The view of this marsh extends from right below your feet, to distant trees on the horizon.
The challenge is to convey that sense of distance through the use of landscape "planes." I have defined the landscape planes of this painting as the following:
Immediate location right below the bridge I was standing on.
The middle zone where you see color and value but not a whole lot of detail except for the occasional spike of grass.
The far pond, shrubs and "trees" that suggest foliage but are left with much less definition.
In addition to suggesting planes with varying degrees of detail, I have applied color in a way to accent proximity versus distance.
The blues and greens in the foreground are much more vibrant than the same hues in the distance. Applying the complement of a color or blending with a gray or blue pastel pencil can also help reduce a color's intensity in the distance.
As for the details, a sharp hard pastel does the trick for further refinement of the grasses and the interesting reflections in the water. Here I use a dark green pastel to sharpen the blades of marsh grasses.
Don't forget to embrace the vivid colors of pastel! I am a sucker for bold blues and decided to enhance the blueness of this scene with the color you see in Marsh Madness.
Next I will work on the reddish-brown shrubs to the left and right (I will bring this painting to our class "The Landscape in Pastel" at the Michigan Art Center tonight to continue).

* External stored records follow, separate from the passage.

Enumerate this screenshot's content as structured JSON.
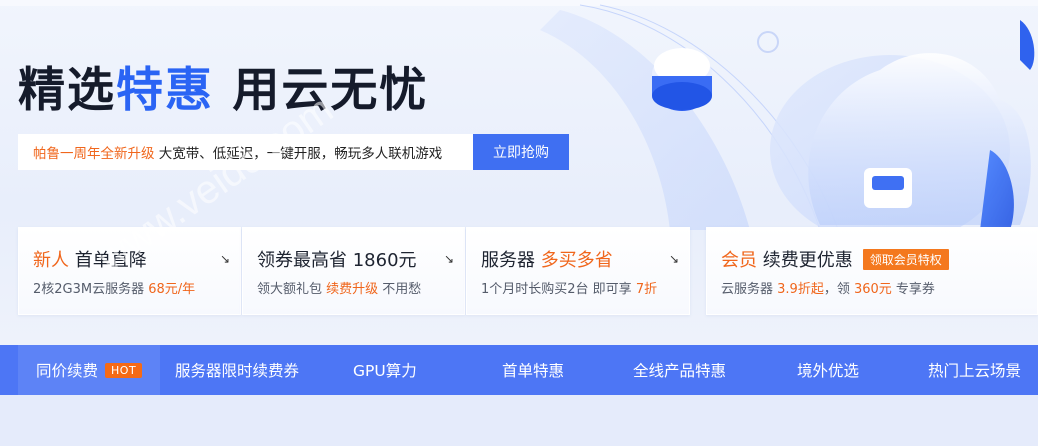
{
  "hero": {
    "headline_part1": "精选",
    "headline_accent": "特惠",
    "headline_part2": " 用云无忧",
    "promo_highlight": "帕鲁一周年全新升级",
    "promo_text": " 大宽带、低延迟，一键开服，畅玩多人联机游戏",
    "buy_button": "立即抢购"
  },
  "cards": [
    {
      "title_a": "新人",
      "title_b": " 首单直降",
      "sub_a": "2核2G3M云服务器",
      "sub_b": " 68元/年",
      "arrow": "↘"
    },
    {
      "title_a": "领券最高省 1860元",
      "sub_a": "领大额礼包 ",
      "sub_b": "续费升级",
      "sub_c": " 不用愁",
      "arrow": "↘"
    },
    {
      "title_a": "服务器 ",
      "title_b": "多买多省",
      "sub_a": "1个月时长购买2台 即可享 ",
      "sub_b": "7折",
      "arrow": "↘"
    },
    {
      "title_a": "会员",
      "title_b": " 续费更优惠",
      "badge": "领取会员特权",
      "sub_a": "云服务器 ",
      "sub_b": "3.9折起",
      "sub_c": "，领 ",
      "sub_d": "360元",
      "sub_e": " 专享券"
    }
  ],
  "nav": {
    "items": [
      "同价续费",
      "服务器限时续费券",
      "GPU算力",
      "首单特惠",
      "全线产品特惠",
      "境外优选",
      "热门上云场景"
    ],
    "hot_badge": "HOT"
  },
  "watermark": "www.veidc.com",
  "colors": {
    "accent_blue": "#2a64f4",
    "button_blue": "#3f6ff2",
    "nav_blue": "#4d76f5",
    "orange": "#f0661c"
  }
}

I hope to have this painting completed by the time March Madness is over.